That's why Mason, who also serves on CCC's advisory board, has sponsored two get-to-know-the-college breakfasts. The first scrambled-eggs-and-ham affair catered to real estate agents. The second served brokers.
"I felt it was important for Realtors to know about the college,"Mason said during a breakfast in the college's executive board room last week. "The first person someone talks to when they're looking tomove here is a Realtor. We want them to know Carroll Community College is a great asset."
The breakfasts also allow real estate agentsand brokers to meet Executive Dean Joseph F. Shields, who joined thecollege's administrative staff last summer.
"I'm a great fan of the community college," Mason said. "I'm impressed by the professionalism and the entrepreneur spirit you'll find here."

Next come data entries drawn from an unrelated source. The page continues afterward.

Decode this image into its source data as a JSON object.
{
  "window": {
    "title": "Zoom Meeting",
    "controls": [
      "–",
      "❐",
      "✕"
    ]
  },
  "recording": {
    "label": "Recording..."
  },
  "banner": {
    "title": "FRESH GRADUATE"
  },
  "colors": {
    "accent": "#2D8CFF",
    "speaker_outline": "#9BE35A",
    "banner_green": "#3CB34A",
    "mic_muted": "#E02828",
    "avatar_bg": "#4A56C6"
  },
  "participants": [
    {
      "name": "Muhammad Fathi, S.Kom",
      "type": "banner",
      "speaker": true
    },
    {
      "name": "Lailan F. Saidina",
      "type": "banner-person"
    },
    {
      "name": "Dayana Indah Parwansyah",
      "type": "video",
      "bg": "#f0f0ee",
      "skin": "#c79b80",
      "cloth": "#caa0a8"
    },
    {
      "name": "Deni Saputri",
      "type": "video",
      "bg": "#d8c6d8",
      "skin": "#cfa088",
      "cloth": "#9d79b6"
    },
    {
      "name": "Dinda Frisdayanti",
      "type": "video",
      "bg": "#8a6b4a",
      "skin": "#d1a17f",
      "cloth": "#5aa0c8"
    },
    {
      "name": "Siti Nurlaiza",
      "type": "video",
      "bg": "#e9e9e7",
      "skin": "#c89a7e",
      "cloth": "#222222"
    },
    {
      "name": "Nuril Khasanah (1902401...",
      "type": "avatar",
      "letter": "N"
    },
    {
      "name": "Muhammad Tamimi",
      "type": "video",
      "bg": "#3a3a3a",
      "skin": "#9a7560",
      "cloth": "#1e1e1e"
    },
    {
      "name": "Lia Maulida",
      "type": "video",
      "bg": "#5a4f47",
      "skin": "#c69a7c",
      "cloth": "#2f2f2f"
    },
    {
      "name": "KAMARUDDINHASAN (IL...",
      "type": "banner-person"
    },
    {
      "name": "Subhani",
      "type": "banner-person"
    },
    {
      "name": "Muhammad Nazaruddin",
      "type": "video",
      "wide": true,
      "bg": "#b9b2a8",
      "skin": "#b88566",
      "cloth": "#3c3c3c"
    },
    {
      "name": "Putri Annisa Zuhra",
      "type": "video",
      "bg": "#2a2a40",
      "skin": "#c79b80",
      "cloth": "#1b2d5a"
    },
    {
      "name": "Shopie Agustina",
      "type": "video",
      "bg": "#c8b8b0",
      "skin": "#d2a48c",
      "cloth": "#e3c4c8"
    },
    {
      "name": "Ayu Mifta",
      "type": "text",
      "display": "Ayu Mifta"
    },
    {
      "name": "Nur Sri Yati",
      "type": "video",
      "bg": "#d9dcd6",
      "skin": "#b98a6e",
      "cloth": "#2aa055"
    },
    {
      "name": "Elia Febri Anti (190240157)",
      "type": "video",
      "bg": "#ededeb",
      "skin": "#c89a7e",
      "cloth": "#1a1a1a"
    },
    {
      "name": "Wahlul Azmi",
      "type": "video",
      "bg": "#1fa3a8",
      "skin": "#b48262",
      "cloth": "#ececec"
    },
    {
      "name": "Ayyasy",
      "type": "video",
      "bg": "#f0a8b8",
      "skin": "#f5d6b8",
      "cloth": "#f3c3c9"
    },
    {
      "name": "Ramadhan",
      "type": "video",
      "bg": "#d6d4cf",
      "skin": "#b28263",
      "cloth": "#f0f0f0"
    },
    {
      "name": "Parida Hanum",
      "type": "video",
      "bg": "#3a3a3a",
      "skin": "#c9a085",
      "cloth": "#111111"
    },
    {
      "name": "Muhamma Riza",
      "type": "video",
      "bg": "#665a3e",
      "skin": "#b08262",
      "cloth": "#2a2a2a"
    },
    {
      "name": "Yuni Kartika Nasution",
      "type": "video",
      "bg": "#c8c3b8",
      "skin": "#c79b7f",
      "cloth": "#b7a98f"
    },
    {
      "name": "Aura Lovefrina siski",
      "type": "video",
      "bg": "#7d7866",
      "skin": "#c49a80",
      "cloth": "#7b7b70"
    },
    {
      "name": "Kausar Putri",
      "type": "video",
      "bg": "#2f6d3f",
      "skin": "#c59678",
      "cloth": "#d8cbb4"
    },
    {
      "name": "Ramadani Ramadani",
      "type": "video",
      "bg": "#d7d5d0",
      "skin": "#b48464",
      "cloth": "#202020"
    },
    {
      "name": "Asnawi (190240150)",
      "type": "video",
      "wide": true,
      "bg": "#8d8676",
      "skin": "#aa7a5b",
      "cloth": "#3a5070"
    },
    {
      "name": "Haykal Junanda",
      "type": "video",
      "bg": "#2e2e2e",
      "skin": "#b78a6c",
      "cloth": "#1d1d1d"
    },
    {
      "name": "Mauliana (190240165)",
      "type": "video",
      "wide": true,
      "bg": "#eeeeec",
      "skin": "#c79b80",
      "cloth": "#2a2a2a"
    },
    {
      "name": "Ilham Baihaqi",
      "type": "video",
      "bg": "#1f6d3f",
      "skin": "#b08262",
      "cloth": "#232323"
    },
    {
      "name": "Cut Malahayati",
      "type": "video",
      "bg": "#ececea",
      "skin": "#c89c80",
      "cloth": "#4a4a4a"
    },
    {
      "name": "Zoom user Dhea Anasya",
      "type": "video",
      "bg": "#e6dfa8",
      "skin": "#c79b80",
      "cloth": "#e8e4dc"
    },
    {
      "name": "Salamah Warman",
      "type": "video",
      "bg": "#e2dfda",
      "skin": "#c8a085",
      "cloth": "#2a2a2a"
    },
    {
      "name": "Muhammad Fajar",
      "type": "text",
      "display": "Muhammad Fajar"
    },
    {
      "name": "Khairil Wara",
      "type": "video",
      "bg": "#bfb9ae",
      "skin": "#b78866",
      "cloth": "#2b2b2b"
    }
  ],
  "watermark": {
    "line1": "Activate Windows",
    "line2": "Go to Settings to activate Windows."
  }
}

The breakfasts,which will continue next month with insurance agents, include a slide presentation about the college.
"I like to tell people communitycolleges are among the best-kept secrets," Shields said. "We serve the community."
He said community colleges have been criticized "for being all things to all people." Carroll, for instance, serves preschoolers (through its day-care program for adult students) through senior citizens, he noted.
"I like to say we serve people from the cradle to the grave from 7 until 11," Shields said, noting the main campus is open from 7 a.m. to 11 p.m. weekdays.
About 5,000 Carroll residents are enrolled in credit and non-credit courses each semester, he said.
Shields, a former executive officer of a U.S.-run two-year college in Panama, offered agents up-to-date details on other college endeavors, such as:
* Bids for the 21,000-square-foot multipurpose building, which will provide additional classrooms, faculty office space, computer labs and a lecture room, will be opened Feb. 27. Construction is expected to begin in April, with completion slated within one year. The overall cost is $3.1 million.
* The college, which operates under the auspices of Catonsville Community College, hopes to undergo its own accreditation process by 1995.
* Although a transition team has been appointed by the commissioners to study the college's independence, Shields said he doesn't believe the time has come for the college to go its own way. He foresees a semi-independent or cooperative venture with Catonsville.
"I'm not sure this is the time we want to raise our hands and say we want to be independent," he said.
* Although about 50 percent of the state's high school graduates attend community colleges, those institutions receive only 15 percent of state dollars for higher education.
Charles J. Plunkert, a Century 21 real estate broker from Westminster, found the meeting with Shields worthwhile.
"This gives us some input about the college," Plunkert said. "It gives us background about the college, sowe can tell people about it when they come in. It's great to have this type of meeting."